» **WHAT IS EXPECTED**
List every line below containing "data".

» **EXERCISE MATERIAL**
########################################

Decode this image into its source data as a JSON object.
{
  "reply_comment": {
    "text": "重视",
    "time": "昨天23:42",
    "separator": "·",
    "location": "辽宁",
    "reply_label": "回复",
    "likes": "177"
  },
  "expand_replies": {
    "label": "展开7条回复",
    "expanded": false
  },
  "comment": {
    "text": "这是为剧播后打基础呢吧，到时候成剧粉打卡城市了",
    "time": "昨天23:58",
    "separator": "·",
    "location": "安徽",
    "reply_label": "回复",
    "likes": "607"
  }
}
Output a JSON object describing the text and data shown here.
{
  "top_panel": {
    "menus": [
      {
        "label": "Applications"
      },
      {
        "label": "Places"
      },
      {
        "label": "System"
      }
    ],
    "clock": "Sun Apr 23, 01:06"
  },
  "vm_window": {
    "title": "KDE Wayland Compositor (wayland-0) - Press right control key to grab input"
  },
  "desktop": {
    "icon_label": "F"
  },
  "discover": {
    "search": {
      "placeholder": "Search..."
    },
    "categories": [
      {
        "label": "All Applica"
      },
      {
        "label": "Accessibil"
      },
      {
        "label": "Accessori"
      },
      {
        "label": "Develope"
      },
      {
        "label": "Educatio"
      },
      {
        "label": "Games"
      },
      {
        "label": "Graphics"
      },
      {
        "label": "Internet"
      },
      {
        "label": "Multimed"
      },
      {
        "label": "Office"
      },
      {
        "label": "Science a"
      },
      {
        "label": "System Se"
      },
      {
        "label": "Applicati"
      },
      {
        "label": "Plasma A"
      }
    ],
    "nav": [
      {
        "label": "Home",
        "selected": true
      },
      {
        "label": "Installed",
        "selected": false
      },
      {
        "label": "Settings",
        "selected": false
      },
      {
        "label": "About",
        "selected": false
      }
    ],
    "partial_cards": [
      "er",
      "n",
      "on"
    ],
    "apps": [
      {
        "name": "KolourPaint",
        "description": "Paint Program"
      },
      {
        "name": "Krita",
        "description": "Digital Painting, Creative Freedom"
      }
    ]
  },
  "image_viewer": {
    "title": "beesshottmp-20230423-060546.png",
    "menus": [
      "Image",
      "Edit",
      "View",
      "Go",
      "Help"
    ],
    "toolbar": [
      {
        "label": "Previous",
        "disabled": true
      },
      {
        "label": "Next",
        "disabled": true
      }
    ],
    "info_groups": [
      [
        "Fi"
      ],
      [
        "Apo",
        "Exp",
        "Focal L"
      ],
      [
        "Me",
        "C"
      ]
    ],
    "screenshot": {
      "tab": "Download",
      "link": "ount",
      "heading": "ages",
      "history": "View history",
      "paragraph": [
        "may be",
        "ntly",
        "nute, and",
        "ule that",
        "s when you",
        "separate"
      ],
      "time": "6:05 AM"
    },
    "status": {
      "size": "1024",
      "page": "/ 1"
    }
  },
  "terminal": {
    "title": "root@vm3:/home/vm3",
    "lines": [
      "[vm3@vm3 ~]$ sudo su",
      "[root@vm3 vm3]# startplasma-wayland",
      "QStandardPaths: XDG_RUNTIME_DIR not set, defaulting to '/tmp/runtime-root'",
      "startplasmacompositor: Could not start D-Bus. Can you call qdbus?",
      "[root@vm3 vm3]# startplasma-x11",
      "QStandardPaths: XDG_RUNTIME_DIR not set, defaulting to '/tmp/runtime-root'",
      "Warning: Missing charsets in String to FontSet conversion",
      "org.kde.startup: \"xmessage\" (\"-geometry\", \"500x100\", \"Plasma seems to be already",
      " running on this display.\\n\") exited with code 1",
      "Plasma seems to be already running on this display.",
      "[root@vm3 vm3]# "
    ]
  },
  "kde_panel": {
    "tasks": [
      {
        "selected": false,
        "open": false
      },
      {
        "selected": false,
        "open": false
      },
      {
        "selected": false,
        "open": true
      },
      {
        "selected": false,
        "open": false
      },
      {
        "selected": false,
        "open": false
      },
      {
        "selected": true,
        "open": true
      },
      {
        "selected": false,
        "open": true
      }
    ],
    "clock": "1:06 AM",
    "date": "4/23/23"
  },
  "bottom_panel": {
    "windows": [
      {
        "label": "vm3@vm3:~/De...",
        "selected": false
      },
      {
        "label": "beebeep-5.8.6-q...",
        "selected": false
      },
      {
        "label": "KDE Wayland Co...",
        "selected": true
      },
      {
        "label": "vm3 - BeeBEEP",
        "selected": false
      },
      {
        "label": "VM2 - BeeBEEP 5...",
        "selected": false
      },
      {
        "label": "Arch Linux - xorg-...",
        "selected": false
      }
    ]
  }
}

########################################

» **RESULT OF THE EXERCISE**
Decode this image into its source data as a JSON object.
Output a JSON object describing the text and data shown here.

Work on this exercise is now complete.